The franchise mode in MLB '06 is pretty much identical to how it was in the previous game, which is to say ridiculously comprehensive. Besides handling lineups, drafting players, making trades, and playing ballgames, you have to manage the development, facilities, and marketing aspects of the ballclub. On the development side of things, you can hire scouts, coaches, and medical staff, and then you can assign them to specific research areas or have them hunt for talent in various regions of the country. Facilities management is split into various subcategories, including stadium updates, vendors, training facilities, rehab facilities, and transportation. For example, the vendors menu lets you install different food and gear stalls and set the prices for the items they sell. On the marketing side of things, you can set up promotional giveaways, buy advertising in various forms of media, and sell ad space on the billboards and scoreboards inside the stadium. Variables such as budget, fan support, and player morale are also tracked on a daily basis, and you can access detailed reports to keep tabs on each of them. The goal is to build a successful ballclub and satisfy the contract goals that the owner has set forth so that you'll be hired back year after year.

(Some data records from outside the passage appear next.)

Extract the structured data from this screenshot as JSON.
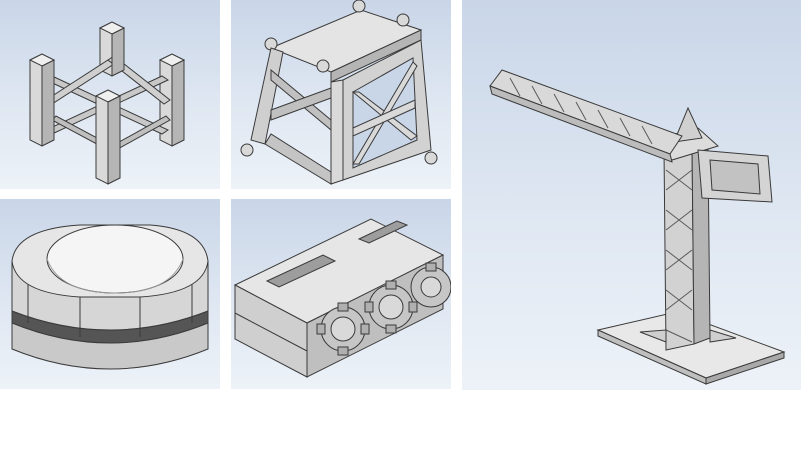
{
  "layout_hint": "image-grid",
  "colors": {
    "viewport_top": "#c9d6e8",
    "viewport_bottom": "#edf2f8",
    "model_fill": "#d9d9d9",
    "model_shade": "#b5b5b5",
    "model_edge": "#3a3a3a",
    "page_background": "#ffffff"
  },
  "panels": [
    {
      "model": "lattice-tower-section"
    },
    {
      "model": "truss-frame-bracket"
    },
    {
      "model": "rounded-square-ring-housing"
    },
    {
      "model": "gear-train-block"
    },
    {
      "model": "tower-crane-assembly"
    }
  ]
}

New to the season and franchise modes this year is a feature called "game time decisions." In a nutshell, the players and coaches will voice their complaints and concerns to you prior to the start of each game, and you have to decide whether to solve their problems or ignore them. Perhaps Ichiro is in a slump and the hitting coach thinks he needs a day off, or maybe a hotshot rookie is tired of sitting on the bench and wants to be put into the lineup. Granting their requests will make them happy and bolster their stamina and confidence, but doing so may negatively affect your lineup for a game or two. On the other hand, not granting a request could lead to injury or discontentedness, which will negatively affect that player's play out on the field. Day in and day out, you have to weigh the pros and cons and make those game time decisions.
Thankfully, MLB '06 generally lets you adjust your level of involvement to suit your tastes. While playing through the season, career, and franchise modes, you can have the CPU automatically handle any aspect you don't want to bother with. That includes everything from lineups and injuries to business tasks and facilities upkeep. In all modes, you have the option to play games from the field, manage from the dugout, or have the CPU simulate all or a portion of a game. For instance, if you want to jump ahead a couple of innings, you can do that by selecting the fast-forward option from the in-game pause menu. Two different manage-only interfaces are available. One uses the standard 3D perspective, while the other resembles a fantasy baseball board game. In either, the CPU controls both teams while you watch from the dugout. Whenever you need to, though, you can interrupt the game and issue specific commands to your hitters, pitchers, and base runners.